The General Manager Model
If you’ve ever played chess, think of the general manager (GM) model as your queen – powerful and nimble. This organizational archetype works best for companies targeting niche markets or those needing agility in their decision-making process.
In this structure, GMs are like mini-CEOs owning both product and engineering resources within their business units. The idea here is to have dedicated teams focused on specific goals which ultimately drive overall business outcome.
This approach might seem daunting but look at it this way: You’re simply dividing up tasks among smaller groups who know exactly what they need to do – kind of like splitting chores among siblings.
Apple’s functional structure for product management, an example worth checking out.
Making Sure Everyone Speaks the Same Language
To ensure alignment between different divisions or departments, everyone should speak a common ‘business’ language. Here we don’t mean English or Mandarin; instead, each team member must understand key metrics that influence product success and how their work contributes towards achieving them.
For instance, if one of your defined business outcomes was increased customer retention rate by 10%, then every department head should be aware of this goal so they can tailor their actions accordingly. Think about going camping; everybody has a role to play whether pitching tents or gathering firewood – all working towards creating an unforgettable experience under the stars.
Strategizing for the Long Haul
The success of your product doesn’t stop at launch. To meet customer needs and continue driving business outcomes, you must effectively extend the life cycle of your product through continuous improvements.
We’ve got to dig deep into data analytics, taking cues from user feedback and market trends. But don’t forget – adapting fast to shifts in what folks want is key.

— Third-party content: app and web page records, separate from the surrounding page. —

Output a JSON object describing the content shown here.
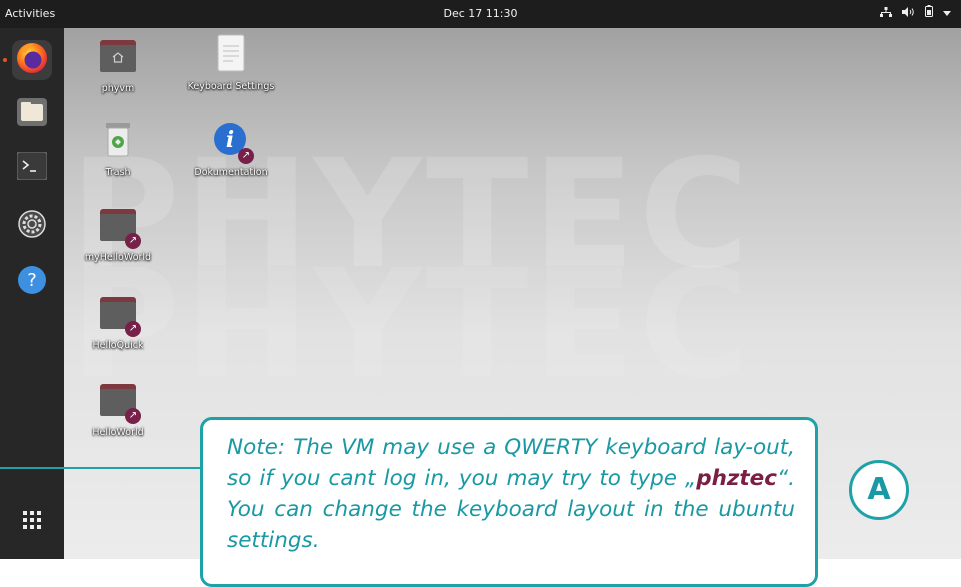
{
  "topbar": {
    "activities": "Activities",
    "clock": "Dec 17  11:30",
    "tray_icons": [
      "network-icon",
      "volume-icon",
      "battery-icon",
      "menu-arrow-icon"
    ]
  },
  "dock": {
    "items": [
      {
        "name": "Firefox",
        "icon": "firefox-icon",
        "running": true
      },
      {
        "name": "Files",
        "icon": "files-icon",
        "running": false
      },
      {
        "name": "Terminal",
        "icon": "terminal-icon",
        "running": false
      },
      {
        "name": "Settings",
        "icon": "settings-icon",
        "running": false
      },
      {
        "name": "Help",
        "icon": "help-icon",
        "running": false
      }
    ],
    "show_apps_icon": "app-grid-icon"
  },
  "desktop": {
    "watermark": "PHYTEC",
    "icons": [
      {
        "label": "phyvm",
        "icon": "home-folder-icon"
      },
      {
        "label": "Keyboard Settings",
        "icon": "document-icon"
      },
      {
        "label": "Trash",
        "icon": "trash-icon"
      },
      {
        "label": "Dokumentation",
        "icon": "info-icon"
      },
      {
        "label": "myHelloWorld",
        "icon": "folder-link-icon"
      },
      {
        "label": "HelloQuick",
        "icon": "folder-link-icon"
      },
      {
        "label": "HelloWorld",
        "icon": "folder-link-icon"
      }
    ]
  },
  "note": {
    "text_before": "Note: The VM may use a QWERTY keyboard lay-out, so if you cant log in, you may try to type „",
    "highlight": "phztec",
    "text_after": "“. You can change the keyboard layout in the ubuntu settings."
  },
  "marker": "A",
  "colors": {
    "accent": "#1899a3",
    "highlight": "#7a1e44",
    "topbar": "#1d1d1d",
    "dock": "#272727"
  }
}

Think of your product management as a chess game to reach business goals. With the General Manager Model, split tasks among teams targeting specific objectives – they’re your key players in this strategy game. Make sure everyone talks ‘business’ and gets the important success metrics. Don’t forget, winning isn’t just about launching; it’s also about adapting to user input and market changes.
FAQs in Relation to Product Management Organisation Structure
How do you structure a product management organization?
Structuring a product management organization requires clear roles, divisional or functional models, and alignment with business goals. It’s tailored to each company’s needs.
What is the organizational structure of a product company?
A product company often has an organizational structure split into divisions based on products/features or metrics. Cross-functional teams are also common.
What is an example of a product management organization structure?
An example is Amazon’s cross-functional approach where small teams manage different aspects of their products according to the two-pizza rule.
What are the 4 levels of product management?
The four levels usually include Associate Product Manager, Product Manager, Senior Product Manager and Chief Technology Officer (CTO).
Building a winning product management organization structure is no small feat. It’s like putting together a complex jigsaw puzzle to find the perfect harmony.
The flat organizational structure can be an excellent starting point for small businesses, while functional models serve larger ones better.
You’ve discovered how vital roles such as Chief Technology Officers are in driving growth and innovation within these structures. Moreover, aligning business goals with your product strategy will set you on the path to success.
We also explored divisional structures based on metrics or specific products/features – both promising strategies to consider. And don’t forget Amazon’s two-pizza rule! It’s a testament to effective cross-functional teams!
In conclusion: be patient, strategic and open-minded when structuring your team because it could make all the difference between failure and long-term sustainability of your business.